Stereotypes are mental models evolved to navigate complex situations in a very short time. Suppose we drive a car: Instead of calculating what moving leaves mean about wind velocity, risk of a tree falling over etc., we use a stereotype from past experience: that leaves moving like that pose no danger to us and our car. (Hat tip to Gregor Groß for this example.) ↩
Tweney (2017) does this for the mathematic formulation of Maxwell’s theory of electromagnetism. ↩
Lakoff (1995), 182 ↩
Boyd (1993), 486, author’s emphasis ↩
Lakoff and Johnson (1980), 3 ↩
Morgan (1980), 612 (my emphasis) ↩
ibid., 612 ↩
ibid., 612, my emphasis; cf. also Eoyang (2011), 323 ↩
The following sketch is of course idealised; in reality, what is described here as a linear sequence of action will more likely resemble a jumble of criss-crossing trajectories. ↩
This understanding of paradigms corresponds to Thomas Kuhn’s wide use of the term as denoting “the entire constellation of beliefs, values, techniques, and so on shared by the members of a given community” (Kuhn 1970, 175), which encompasses exemplary puzzle solutions (paradigms in the narrow sense). ↩
A current example for such a situation is the dominance of Superstring or M Theory in theoretical physics despite its obvious stagnation in explanatory and predictive productivity. ↩
Rorty (1980), 159 ↩
ibid., 161 ↩
Rees (2010), 17 ↩
Jackson (2016), 6 ↩
ibid., 7 ↩
Rees (2010), 17 ↩

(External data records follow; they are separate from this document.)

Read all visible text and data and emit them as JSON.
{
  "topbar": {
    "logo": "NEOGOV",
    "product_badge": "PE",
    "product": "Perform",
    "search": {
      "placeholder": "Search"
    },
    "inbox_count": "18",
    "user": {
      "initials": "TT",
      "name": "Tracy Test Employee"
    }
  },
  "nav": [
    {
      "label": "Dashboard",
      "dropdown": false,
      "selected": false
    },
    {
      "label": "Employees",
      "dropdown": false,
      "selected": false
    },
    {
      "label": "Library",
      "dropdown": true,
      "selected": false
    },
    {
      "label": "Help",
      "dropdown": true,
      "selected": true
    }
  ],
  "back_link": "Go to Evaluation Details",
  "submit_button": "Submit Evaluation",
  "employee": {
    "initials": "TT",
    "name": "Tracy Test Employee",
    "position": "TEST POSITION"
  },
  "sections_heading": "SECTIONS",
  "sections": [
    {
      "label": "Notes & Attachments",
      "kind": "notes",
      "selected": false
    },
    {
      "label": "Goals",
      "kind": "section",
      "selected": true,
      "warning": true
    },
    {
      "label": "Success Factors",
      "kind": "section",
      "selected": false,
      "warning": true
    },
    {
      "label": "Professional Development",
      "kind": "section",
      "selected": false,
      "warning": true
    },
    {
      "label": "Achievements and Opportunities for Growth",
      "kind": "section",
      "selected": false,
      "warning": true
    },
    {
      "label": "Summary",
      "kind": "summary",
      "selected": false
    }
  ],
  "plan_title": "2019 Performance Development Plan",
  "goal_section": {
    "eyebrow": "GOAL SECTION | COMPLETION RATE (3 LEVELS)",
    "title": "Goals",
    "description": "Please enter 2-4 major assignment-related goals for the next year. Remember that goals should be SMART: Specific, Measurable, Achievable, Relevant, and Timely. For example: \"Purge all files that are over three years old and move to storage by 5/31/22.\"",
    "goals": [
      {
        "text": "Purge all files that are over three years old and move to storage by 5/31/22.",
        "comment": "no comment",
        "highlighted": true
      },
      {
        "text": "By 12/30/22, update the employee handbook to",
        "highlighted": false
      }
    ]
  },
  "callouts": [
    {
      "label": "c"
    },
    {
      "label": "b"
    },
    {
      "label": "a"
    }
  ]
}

A current example for such an expansion of ideology is the habit of turning every social context into a market – “children, risky sex, marriage partners, etc.” (Dupré 1994, 9). ↩
Examples range from “Scientific Management” through scientific racism and eugenics to facial recognition for tracking people. ↩
Morgan (1980), 605 ↩
ibid., 605 ↩
Fauconnier (1994), xvii ↩
ibid., xviii ↩
The classification of paradigms used here goes back to earlier work by Morgan, upon which his (1980) and (1986) are built. ↩
See Jackson (2016) for an example of an alternative economic paradigm, Wray (2016) for a “new meme for money”, and Lakoff (1995) for progressive alternatives to conservative frames for a range of political issues. ↩
Chenoweth and Stephan (2011) and the subsequent work summarised in Chenoweth and Belgioioso (2019) are pertinent here. ↩
Kurtz and Snowden (2003), 469 ↩